Villa with a changeable past
The present building, located in the street of the same name just above Corso Cavallotti, is the result of a series of extensions to an original small villa built by the Marquis Eugenio Dufour in 1864 to a design by the surveyor and building contractor Giovenale Gastaldi senior from Biella, while the contract for the construction was awarded to the young master builder Marco Carlo.
Marquis Dufour was succeeded in the ownership of the villa by Duke Gandolfo, a wealthy landowner, who had the architect Pio Soli design and build a grandiose extension of the building, which in 1903 took on the characteristics of today's building, while still maintaining the functions of a residence for wealthy families of foreigners.
Starting from 1874 the villa was inhabited for three consecutive seasons by the Duke of Aosta Amedeo di Savoia and his wife, Duchess Maria Vittoria dal Pozzo della Cisterna, who had settled there in the hope of recovering her ill health thanks to the benefits of the healthy climate of the Riviera, but who died in Sanremo on 8 November 1876 amid general condolences, so much so that the gardens were dedicated to her memory, on whose area the Municipal Casino was to be built in 1905.
To worthily commemorate the stay of the Dukes of Aosta, Marquis Dufour had a plaque affixed to the entrance of the villa on 1st December 1876, with an inscription in French in which he expressed his deep gratitude to the dukes and their family for having chosen his villa as their residence in our city.
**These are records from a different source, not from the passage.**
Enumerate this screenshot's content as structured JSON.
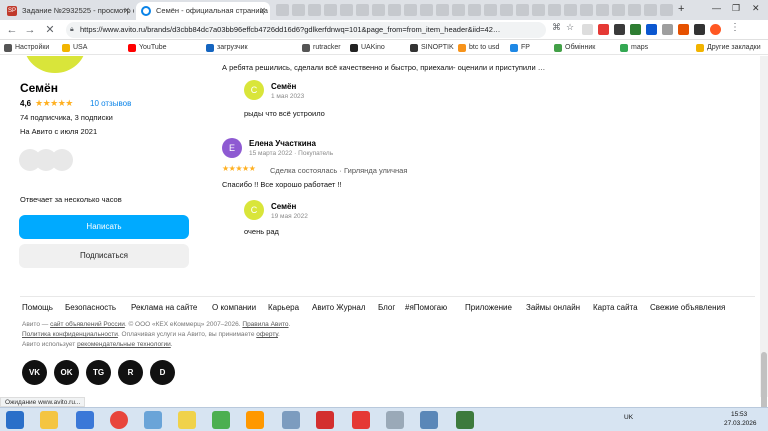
{
  "browser": {
    "tabs": [
      {
        "label": "Задание №2932525 - просмотр с",
        "favicon_text": "SP",
        "active": false
      },
      {
        "label": "Семён - официальная страница п",
        "active": true
      }
    ],
    "new_tab": "+",
    "url": "https://www.avito.ru/brands/d3cbb84dc7a03bb96effcb4726dd16d6?gdlkerfdnwq=101&page_from=from_item_header&iid=42…",
    "bookmarks": [
      "Настройки",
      "USA",
      "YouTube",
      "загрузчик",
      "rutracker",
      "UAKino",
      "SINOPTIK",
      "btc to usd",
      "FP",
      "Обмінник",
      "maps"
    ],
    "other_bookmarks": "Другие закладки",
    "status": "Ожидание www.avito.ru..."
  },
  "seller": {
    "name": "Семён",
    "rating": "4,6",
    "stars": "★★★★★",
    "reviews_link": "10 отзывов",
    "subs": "74 подписчика, 3 подписки",
    "since": "На Авито с июля 2021",
    "reply_time": "Отвечает за несколько часов",
    "write_btn": "Написать",
    "subscribe_btn": "Подписаться"
  },
  "reviews": {
    "top_text": "А ребята решились, сделали всё качественно и быстро, приехали- оценили и приступили …",
    "reply1": {
      "initial": "С",
      "name": "Семён",
      "date": "1 мая 2023",
      "text": "рыды что всё устроило"
    },
    "review2": {
      "initial": "Е",
      "name": "Елена Участкина",
      "date": "15 марта 2022 · Покупатель",
      "stars": "★★★★★",
      "meta": "Сделка состоялась · Гирлянда уличная",
      "text": "Спасибо !! Все хорошо работает !!"
    },
    "reply2": {
      "initial": "С",
      "name": "Семён",
      "date": "19 мая 2022",
      "text": "очень рад"
    }
  },
  "footer": {
    "links": [
      "Помощь",
      "Безопасность",
      "Реклама на сайте",
      "О компании",
      "Карьера",
      "Авито Журнал",
      "Блог",
      "#яПомогаю",
      "Приложение",
      "Займы онлайн",
      "Карта сайта",
      "Свежие объявления"
    ],
    "legal1_a": "Авито — ",
    "legal1_link": "сайт объявлений России",
    "legal1_b": ". © ООО «КЕХ еКоммерц» 2007–2026. ",
    "legal1_link2": "Правила Авито",
    "legal1_c": ".",
    "legal2_link": "Политика конфиденциальности",
    "legal2_b": ". Оплачивая услуги на Авито, вы принимаете ",
    "legal2_link2": "оферту",
    "legal2_c": ".",
    "legal3_a": "Авито использует ",
    "legal3_link": "рекомендательные технологии",
    "legal3_c": ".",
    "social": [
      "VK",
      "OK",
      "TG",
      "R",
      "D"
    ]
  },
  "taskbar": {
    "lang": "UK",
    "time": "15:53",
    "date": "27.03.2026"
  },
  "colors": {
    "avito_blue": "#00aaff",
    "star": "#ffb021",
    "avatar_semen": "#d9e53a",
    "avatar_elena": "#8e5ad2"
  }
}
Later the villa welcomed the Persian princess Agabiker Kadjar as a tenant, while between 1925 and 1926 he hosted the last Ottoman sultan Mohammed VI, who had come to Sanremo in voluntary exile on 19 May 1923, settling with his court for the first two years at Villa Nobel and the adjacent Villa Miraflores, from where he would move to the present Villa Magnolie following the mysterious suicide of a high dignitary in his retinue.
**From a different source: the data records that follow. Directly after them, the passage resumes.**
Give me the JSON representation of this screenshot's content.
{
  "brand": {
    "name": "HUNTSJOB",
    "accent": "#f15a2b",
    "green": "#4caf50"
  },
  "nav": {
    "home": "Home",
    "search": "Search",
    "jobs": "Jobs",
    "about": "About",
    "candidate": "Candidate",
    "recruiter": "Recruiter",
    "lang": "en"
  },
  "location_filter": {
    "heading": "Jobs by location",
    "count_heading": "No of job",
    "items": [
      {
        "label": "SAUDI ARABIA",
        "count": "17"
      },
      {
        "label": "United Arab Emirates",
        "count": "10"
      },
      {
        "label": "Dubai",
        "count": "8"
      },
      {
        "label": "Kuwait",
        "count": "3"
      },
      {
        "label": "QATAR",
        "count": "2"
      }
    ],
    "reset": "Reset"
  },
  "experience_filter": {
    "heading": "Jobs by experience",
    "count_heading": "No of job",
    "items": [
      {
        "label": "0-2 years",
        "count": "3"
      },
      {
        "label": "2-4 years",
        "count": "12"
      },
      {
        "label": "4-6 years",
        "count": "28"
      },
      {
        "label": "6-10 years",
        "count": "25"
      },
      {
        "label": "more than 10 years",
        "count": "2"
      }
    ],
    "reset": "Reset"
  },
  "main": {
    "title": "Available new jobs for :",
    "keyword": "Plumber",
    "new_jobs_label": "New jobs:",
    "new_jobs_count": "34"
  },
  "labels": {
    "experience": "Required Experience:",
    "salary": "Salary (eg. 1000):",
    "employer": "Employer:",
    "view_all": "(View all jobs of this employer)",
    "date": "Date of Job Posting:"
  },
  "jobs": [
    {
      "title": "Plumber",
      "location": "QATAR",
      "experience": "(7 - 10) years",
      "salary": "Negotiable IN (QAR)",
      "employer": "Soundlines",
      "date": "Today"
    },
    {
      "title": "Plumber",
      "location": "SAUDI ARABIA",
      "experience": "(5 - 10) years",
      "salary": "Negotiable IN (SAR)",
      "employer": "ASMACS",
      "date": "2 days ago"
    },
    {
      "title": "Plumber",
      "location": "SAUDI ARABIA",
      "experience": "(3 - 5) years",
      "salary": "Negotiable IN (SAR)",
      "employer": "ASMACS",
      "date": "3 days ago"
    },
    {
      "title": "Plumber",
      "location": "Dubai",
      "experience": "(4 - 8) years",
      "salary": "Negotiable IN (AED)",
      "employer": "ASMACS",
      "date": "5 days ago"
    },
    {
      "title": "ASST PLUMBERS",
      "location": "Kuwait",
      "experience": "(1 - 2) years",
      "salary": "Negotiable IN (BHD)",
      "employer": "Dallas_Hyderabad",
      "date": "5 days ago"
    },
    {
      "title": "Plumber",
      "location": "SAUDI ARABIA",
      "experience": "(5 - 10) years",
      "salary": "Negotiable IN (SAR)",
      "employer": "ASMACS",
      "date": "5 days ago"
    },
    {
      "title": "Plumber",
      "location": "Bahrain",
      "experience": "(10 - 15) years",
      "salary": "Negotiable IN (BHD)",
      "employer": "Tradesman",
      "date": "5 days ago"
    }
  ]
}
During his stay in Matuzzo, which was characterised by extreme secrecy, the Sultan met on 12 November 1923 at the Casino with King Vittorio Emanuele III, who had come to the city for the inauguration of the monument to the fallen in the current course Mombello.
During his stay at Villa Magnolie, Mohammed VI received, among other things, a delegation of young Turkish university students who had come to San Remo to pay homage to him and sent a proclamation on 13 May 1926 to the representatives of the Islamic world, gathered in Cairo, to urge them to prevent Mustafà Kemal Ataturk from imposing his dictatorship on the peoples of Anatolia as well.
Two days after this last message was sent, the Sultan died in the villa he had chosen as his last residence, where his body was exposed for thirty days in a precious sarcophagus placed in a large hall of the building.
On the following 16th June, the solemn funeral of Mohammed VI took place, whose body was transported to the station in an old wagon of the Sanremo Green Cross and placed on a wagon of a convoy bound for Trieste, from where the coffin would be transferred to Damascus to be buried there.
During his stay in our city, Muhammad VI also met Fausto Zonaro, who had been in Constantinople between 1891 and 1907 as official painter of the Ottoman Court, performing, among other things, various portraits of the future Sultan.
After 1928 the villa was used as a school, first as St. George's School until 1936, then as a school of Catholic inspiration, which took the name of Istituto San Giorgio, from the mid-1950s and finally as a private middle school run by the Doctrinari Fathers.
Recently the villa has been purchased by the Province of Imperia, which has provided for its use as a secondary school of the local "G.D. Cassini' classical high school.
(sources: A.Gandolfo from the book "Sanremo, guide to the artistic heritage"; images from private archives)